Queensland police officers are required to leave the force by their 60th birthday unless they are in commissioned roles.
“I feel like I am just hitting my prime,” Sen Constable Hansson said.
The brawny, straight-shooting copper has run the one-man police station in McKinlay for the past six years.
“I had never been to McKinlay before, the farthest I had travelled was to Longreach.
“I have really enjoyed all the community work out here. People in McKinlay are extremely resilient and it has been the most humbling experience to work here.”
Sen Constable Hansson began his policing career at 19 in the western suburbs of Sydney.
“Policing was a lot more hands on back in those days. I joined the tactical response group who managed riots and went inside dangerous homes of drug dealers. The level of camaraderie was very high.”
But after more than 10 years with the NSW police, Hansson was fed up with internal politics and decided to quit the force.
He packed his bags and moved to the Sunshine Coast where he started up his own courier business.
“I was jaded by policing so I decided to move to Queensland and try to become a normal human.
“After four years my business went broke and we were struggling to make ends meet. I worked in hotels and for a steel reinforcing company, but in 1994 I decided to join the Queensland police.”
He spent the next 18 years protecting the people of Caloundra.
But after raising his family there, he began to grow tired of coastal policing.
“Nobody calls the police when they are having a good time and so I started to get sick of dealing with drug affected families and domestic violence,” Hansson said.
“I was probably battling a bit of PTSD.”
Post traumatic stress disorder is not uncommon in the police force and their suicide rate is much higher than the general population.
Hansson remembers the night that tipped him over the edge.
It was around the time his eldest daughter had just left home to start university.
Hansson was one of the first responders at a gruesome car crash which had killed a young woman.
“When I got back to the office I just broke down and cried for an hour.

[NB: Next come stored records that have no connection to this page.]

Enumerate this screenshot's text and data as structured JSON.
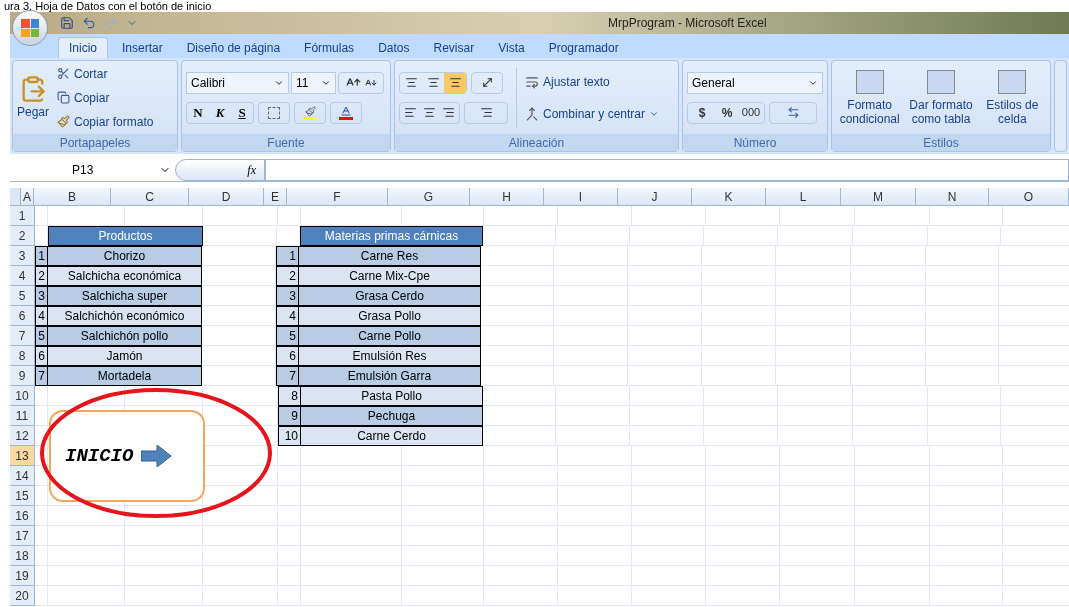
{
  "caption": "ura 3. Hoja de Datos con el botón de inicio",
  "window": {
    "title": "MrpProgram - Microsoft Excel"
  },
  "tabs": [
    {
      "label": "Inicio",
      "selected": true
    },
    {
      "label": "Insertar",
      "selected": false
    },
    {
      "label": "Diseño de página",
      "selected": false
    },
    {
      "label": "Fórmulas",
      "selected": false
    },
    {
      "label": "Datos",
      "selected": false
    },
    {
      "label": "Revisar",
      "selected": false
    },
    {
      "label": "Vista",
      "selected": false
    },
    {
      "label": "Programador",
      "selected": false
    }
  ],
  "ribbon": {
    "clipboard": {
      "paste": "Pegar",
      "cut": "Cortar",
      "copy": "Copiar",
      "format_painter": "Copiar formato",
      "label": "Portapapeles"
    },
    "font": {
      "family": "Calibri",
      "size": "11",
      "bold": "N",
      "italic": "K",
      "underline": "S",
      "label": "Fuente"
    },
    "alignment": {
      "vertical": [
        {
          "selected": false
        },
        {
          "selected": false
        },
        {
          "selected": true
        }
      ],
      "wrap": "Ajustar texto",
      "merge": "Combinar y centrar",
      "label": "Alineación"
    },
    "number": {
      "format": "General",
      "currency": "$",
      "percent": "%",
      "thousands": "000",
      "label": "Número"
    },
    "styles": {
      "buttons": [
        [
          "Formato",
          "condicional"
        ],
        [
          "Dar formato",
          "como tabla"
        ],
        [
          "Estilos de",
          "celda"
        ]
      ],
      "label": "Estilos"
    }
  },
  "formula_bar": {
    "name_box": "P13",
    "function_label": "fx"
  },
  "sheet": {
    "columns": [
      "A",
      "B",
      "C",
      "D",
      "E",
      "F",
      "G",
      "H",
      "I",
      "J",
      "K",
      "L",
      "M",
      "N",
      "O"
    ],
    "rows": [
      {
        "label": "1",
        "selected": false
      },
      {
        "label": "2",
        "selected": false
      },
      {
        "label": "3",
        "selected": false
      },
      {
        "label": "4",
        "selected": false
      },
      {
        "label": "5",
        "selected": false
      },
      {
        "label": "6",
        "selected": false
      },
      {
        "label": "7",
        "selected": false
      },
      {
        "label": "8",
        "selected": false
      },
      {
        "label": "9",
        "selected": false
      },
      {
        "label": "10",
        "selected": false
      },
      {
        "label": "11",
        "selected": false
      },
      {
        "label": "12",
        "selected": false
      },
      {
        "label": "13",
        "selected": true
      },
      {
        "label": "14",
        "selected": false
      },
      {
        "label": "15",
        "selected": false
      },
      {
        "label": "16",
        "selected": false
      },
      {
        "label": "17",
        "selected": false
      },
      {
        "label": "18",
        "selected": false
      },
      {
        "label": "19",
        "selected": false
      },
      {
        "label": "20",
        "selected": false
      }
    ],
    "tables": [
      {
        "header": "Productos",
        "items": [
          {
            "index": "1",
            "name": "Chorizo"
          },
          {
            "index": "2",
            "name": "Salchicha económica"
          },
          {
            "index": "3",
            "name": "Salchicha super"
          },
          {
            "index": "4",
            "name": "Salchichón económico"
          },
          {
            "index": "5",
            "name": "Salchichón pollo"
          },
          {
            "index": "6",
            "name": "Jamón"
          },
          {
            "index": "7",
            "name": "Mortadela"
          }
        ]
      },
      {
        "header": "Materias primas cárnicas",
        "items": [
          {
            "index": "1",
            "name": "Carne Res"
          },
          {
            "index": "2",
            "name": "Carne Mix-Cpe"
          },
          {
            "index": "3",
            "name": "Grasa Cerdo"
          },
          {
            "index": "4",
            "name": "Grasa Pollo"
          },
          {
            "index": "5",
            "name": "Carne Pollo"
          },
          {
            "index": "6",
            "name": "Emulsión Res"
          },
          {
            "index": "7",
            "name": "Emulsión Garra"
          },
          {
            "index": "8",
            "name": "Pasta Pollo"
          },
          {
            "index": "9",
            "name": "Pechuga"
          },
          {
            "index": "10",
            "name": "Carne Cerdo"
          }
        ]
      }
    ],
    "start_button": {
      "label": "INICIO"
    }
  }
}
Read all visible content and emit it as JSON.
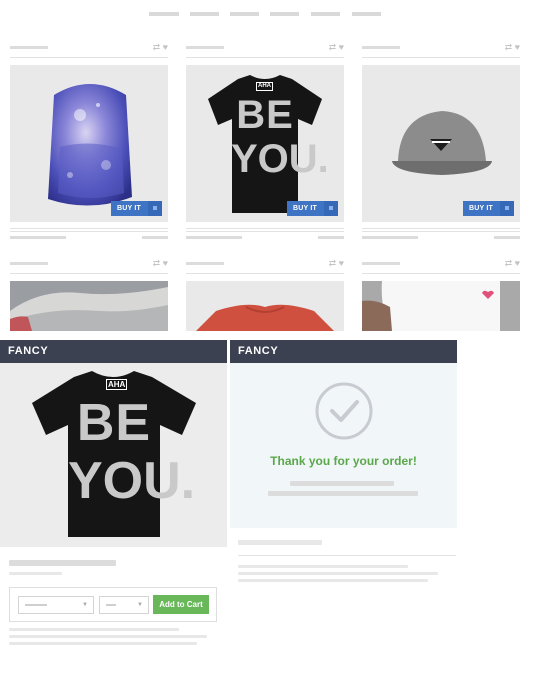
{
  "products": [
    {
      "buy_label": "BUY IT"
    },
    {
      "buy_label": "BUY IT"
    },
    {
      "buy_label": "BUY IT"
    }
  ],
  "shirt": {
    "brand": "AHA",
    "line1": "BE",
    "line2": "YOU."
  },
  "fancy_left": {
    "title": "FANCY"
  },
  "fancy_right": {
    "title": "FANCY",
    "thanks": "Thank you for your order!"
  },
  "cart": {
    "add_label": "Add to Cart"
  },
  "colors": {
    "buy_blue": "#3f73c4",
    "fancy_header": "#3b4150",
    "success_green": "#5aa84a",
    "add_green": "#68b85a"
  },
  "icons": [
    "repost-icon",
    "heart-icon",
    "check-circle-icon",
    "chevron-down-icon"
  ]
}
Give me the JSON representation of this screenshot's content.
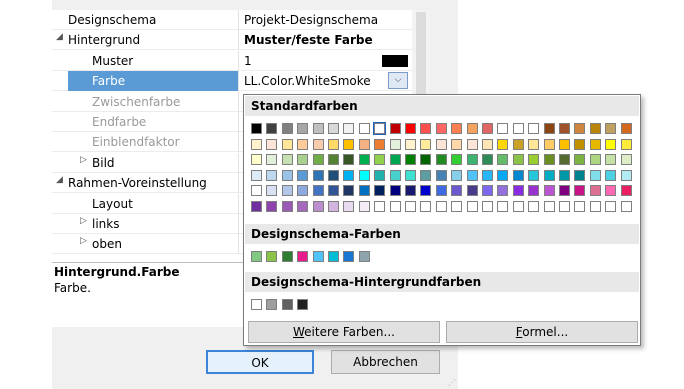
{
  "properties": [
    {
      "label": "Designschema",
      "value": "Projekt-Designschema",
      "indent": 16,
      "state": "normal",
      "expander": "",
      "value_bold": false
    },
    {
      "label": "Hintergrund",
      "value": "Muster/feste Farbe",
      "indent": 16,
      "state": "normal",
      "expander": "◢",
      "value_bold": true
    },
    {
      "label": "Muster",
      "value": "1",
      "indent": 40,
      "state": "normal",
      "expander": "",
      "value_bold": false,
      "swatch": "#000000"
    },
    {
      "label": "Farbe",
      "value": "LL.Color.WhiteSmoke",
      "indent": 40,
      "state": "selected",
      "expander": "",
      "value_bold": false,
      "dropdown": true
    },
    {
      "label": "Zwischenfarbe",
      "value": "",
      "indent": 40,
      "state": "disabled",
      "expander": "",
      "value_bold": false
    },
    {
      "label": "Endfarbe",
      "value": "",
      "indent": 40,
      "state": "disabled",
      "expander": "",
      "value_bold": false
    },
    {
      "label": "Einblendfaktor",
      "value": "",
      "indent": 40,
      "state": "disabled",
      "expander": "",
      "value_bold": false
    },
    {
      "label": "Bild",
      "value": "",
      "indent": 40,
      "state": "normal",
      "expander": "▷",
      "value_bold": false
    },
    {
      "label": "Rahmen-Voreinstellung",
      "value": "",
      "indent": 16,
      "state": "normal",
      "expander": "◢",
      "value_bold": false
    },
    {
      "label": "Layout",
      "value": "",
      "indent": 40,
      "state": "normal",
      "expander": "",
      "value_bold": false
    },
    {
      "label": "links",
      "value": "",
      "indent": 40,
      "state": "normal",
      "expander": "▷",
      "value_bold": false
    },
    {
      "label": "oben",
      "value": "",
      "indent": 40,
      "state": "normal",
      "expander": "▷",
      "value_bold": false
    }
  ],
  "description": {
    "title": "Hintergrund.Farbe",
    "body": "Farbe."
  },
  "buttons": {
    "ok": "OK",
    "cancel": "Abbrechen"
  },
  "popup": {
    "standard_title": "Standardfarben",
    "schema_title": "Designschema-Farben",
    "schema_bg_title": "Designschema-Hintergrundfarben",
    "more_colors": "Weitere Farben...",
    "formula": "Formel...",
    "standard_colors": [
      [
        "#000000",
        "#404040",
        "#808080",
        "#a6a6a6",
        "#c0c0c0",
        "#d9d9d9",
        "#f2f2f2",
        "#ffffff",
        "#ffffff",
        "#c00000",
        "#ff0000",
        "#ff5050",
        "#ff6666",
        "#ff7f50",
        "#f4a460",
        "#e06666",
        "#ffffff",
        "#ffffff",
        "#ffffff",
        "#8b4513",
        "#a0522d",
        "#cd853f",
        "#b8860b",
        "#c0a060",
        "#d2691e"
      ],
      [
        "#fff2cc",
        "#fce4d6",
        "#ffe699",
        "#ffcc99",
        "#f8cbad",
        "#ffd966",
        "#ffc000",
        "#f4b183",
        "#ed7d31",
        "#e2efda",
        "#fff2cc",
        "#ffeb9c",
        "#fbe5d6",
        "#ffd7a8",
        "#fce4d6",
        "#ffe4b5",
        "#ffd700",
        "#c9a227",
        "#ffe699",
        "#ffcc66",
        "#ffc000",
        "#bf9000",
        "#e6b800",
        "#ffff00",
        "#ffeb3b"
      ],
      [
        "#ffffcc",
        "#e2efda",
        "#c6e0b4",
        "#a9d08e",
        "#70ad47",
        "#548235",
        "#375623",
        "#00b050",
        "#92d050",
        "#00a651",
        "#008000",
        "#006400",
        "#228b22",
        "#32cd32",
        "#3cb371",
        "#2e8b57",
        "#66bb6a",
        "#8bc34a",
        "#9acd32",
        "#6b8e23",
        "#556b2f",
        "#7cb342",
        "#aed581",
        "#c5e1a5",
        "#dcedc8"
      ],
      [
        "#ddebf7",
        "#bdd7ee",
        "#9bc2e6",
        "#5b9bd5",
        "#2f75b5",
        "#1f4e78",
        "#00b0f0",
        "#00ffff",
        "#20b2aa",
        "#48d1cc",
        "#40e0d0",
        "#5f9ea0",
        "#4682b4",
        "#87ceeb",
        "#4fc3f7",
        "#29b6f6",
        "#03a9f4",
        "#0288d1",
        "#26c6da",
        "#00acc1",
        "#0097a7",
        "#00838f",
        "#80deea",
        "#4dd0e1",
        "#b2ebf2"
      ],
      [
        "#ffffff",
        "#d9e1f2",
        "#b4c6e7",
        "#8ea9db",
        "#4472c4",
        "#305496",
        "#203764",
        "#0070c0",
        "#002060",
        "#000080",
        "#191970",
        "#0000cd",
        "#4169e1",
        "#6a5acd",
        "#483d8b",
        "#7b68ee",
        "#9370db",
        "#8a2be2",
        "#9932cc",
        "#ba55d3",
        "#800080",
        "#c71585",
        "#db7093",
        "#ff69b4",
        "#e91e63"
      ],
      [
        "#7030a0",
        "#8e44ad",
        "#9b59b6",
        "#a569bd",
        "#bb8fce",
        "#d2b4de",
        "#e8daef",
        "#f5eef8",
        "#ffffff",
        "#ffffff",
        "#ffffff",
        "#ffffff",
        "#ffffff",
        "#ffffff",
        "#ffffff",
        "#ffffff",
        "#ffffff",
        "#ffffff",
        "#ffffff",
        "#ffffff",
        "#ffffff",
        "#ffffff",
        "#ffffff",
        "#ffffff",
        "#ffffff"
      ]
    ],
    "schema_colors": [
      "#81c784",
      "#8bc34a",
      "#2e7d32",
      "#e91e8c",
      "#4fc3f7",
      "#00bcd4",
      "#1976d2",
      "#90a4ae"
    ],
    "schema_bg_colors": [
      "#ffffff",
      "#9e9e9e",
      "#616161",
      "#212121"
    ]
  }
}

Before that night I thought the things I was seeing at work had not affected me,” he said.
“I think she reminded me of my daughter.
“The hardest part of the job is having to tell a parent that their child is dead. I decided I had had enough of that lifestyle and realised I could let me mental health continue to deteriorate or make a change so I decided to move out bush.
When I got back to the office I just broke down and cried for an hour.Des Hansson.
“I used to dread working Friday nights in Caloundra and dealing with unpleasant situations all night. I have relaxed and feel a lot better out here,” Hansson said.
The larrakin copper found his 15 minutes of international fame in the bush.
In a video viewed by millions, Hansson cheered on the McKinlay River which was flowing for the first time in years.
Since moving to the north west Hansson has thrown himself into community policing.
He has chaired committees, held fundraisers and lobbied for more government funding. The well-liked cop said he will miss the mates he has made in the small outback community.
“I will miss Bill Cameron the most. He is an 82-year-old who owns a cattle station and is a prime example of how tough people are out here.”
“It has just been so good. I wish I could keep working.”